The object of punishment is prevention from evil; it never can be made impulsive to good.
One of the many lessons that one learns in prison is, that things are what they are and will be what they will be.
No obligation to justice does force a man to be cruel, or to use the sharpest sentence.
Women have worked hard; starved in prison; given of their time and lives that we might sit in the House of Commons and take part in the legislating of this country.
The only effect of public punishment is to show the rabble how bravely it can be borne; and that every one who hath lost a toe-nail hath suffered worse.
There are dreadful punishments enacted against thieves; but it were much better to make such good provisions, by which every man might be put in a method how to live, and so to be preserved from the fatal necessity of stealing and dying for it.
The uneven impact of actual enforcement measures tends to mirror and reinforce more general patterns of discrimination (along socioeconomic, racial and ethnic, sexual, and perhaps generational lines) within the society. As a consequence, such enforcement (ineffective as it may be in producing conformity) almost certainly reinforces feelings of alienation already prevalent within major segments of the population.
The only real prison is fear, and the only real freedom is freedom from fear.
Every instance of a man's suffering the penalty of the law is an instance of the failure of that penalty in effecting its purpose, which is to deter.
I submit that an individual who breaks a law that conscience tells him is unjust, and who willingly accepts the penalty of imprisonment in order to arouse the conscience of the community over its injustice, is in reality expressing the highest respect for the law.
Whatever you think of de Sade, he was a complex figure and we should not look for easy answers with him. He was, strangely perhaps, against the death penalty, and he was never put in prison for murders or anything like that.
Fear can be like a prison. It is, however, a self made prison. Many are imprisoned by fear. No one else can liberate them from this prison. Others may inspire them but they must liberate themselves.
When is conduct a crime, and when is a crime not a crime? When Somebody Up There -- a monarch, a dictator, a Pope, a legislator -- so decrees.
Since 1957, black people have experienced double-digit unemployment - in good times and bad times. Look at the population of African Americans in prison. They represent more than half the population of prisoners in the country, 55 percent of those on death row.
The worst of prison life, he thought, was not being able to close his door.
The number of laws is constantly growing in all countries and, owing to this, what is called crime is very often not a crime at all, for it contains no element of violence or harm.
Justice is that virtue of the soul which is distributive according to desert.

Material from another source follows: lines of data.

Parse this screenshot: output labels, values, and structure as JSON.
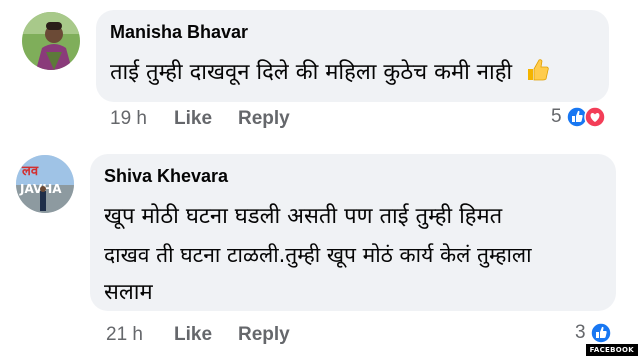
{
  "comments": [
    {
      "author": "Manisha Bhavar",
      "text_lines": [
        "ताई तुम्ही दाखवून दिले की महिला कुठेच कमी नाही"
      ],
      "emoji": "thumbs-up-emoji",
      "time": "19 h",
      "like_label": "Like",
      "reply_label": "Reply",
      "reaction_count": "5",
      "reactions": [
        "like-icon",
        "love-icon"
      ]
    },
    {
      "author": "Shiva Khevara",
      "avatar_text": "लव\nJAVHA",
      "text_lines": [
        "खूप मोठी घटना घडली असती पण ताई तुम्ही हिमत",
        "दाखव ती घटना टाळली.तुम्ही खूप मोठं कार्य केलं तुम्हाला",
        "सलाम"
      ],
      "time": "21 h",
      "like_label": "Like",
      "reply_label": "Reply",
      "reaction_count": "3",
      "reactions": [
        "like-icon"
      ]
    }
  ],
  "watermark": "FACEBOOK",
  "colors": {
    "bubble": "#f0f2f5",
    "meta_text": "#65676b",
    "like_blue": "#1877f2",
    "love_red": "#f33e58"
  }
}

In prisons, those things withheld from and denied to the prisoner become precisely what he wants most of all.
We're in a war. People who blast some pot on a casual basis are guilty of treason.
Corporal punishment falls far more heavily than most weighty pecuniary penalty.
History is full of people who went to prison or were burned at the stake for proclaiming their ideas. Society has always defended itself.
The common argument that crime is caused by poverty is a kind of slander on the poor.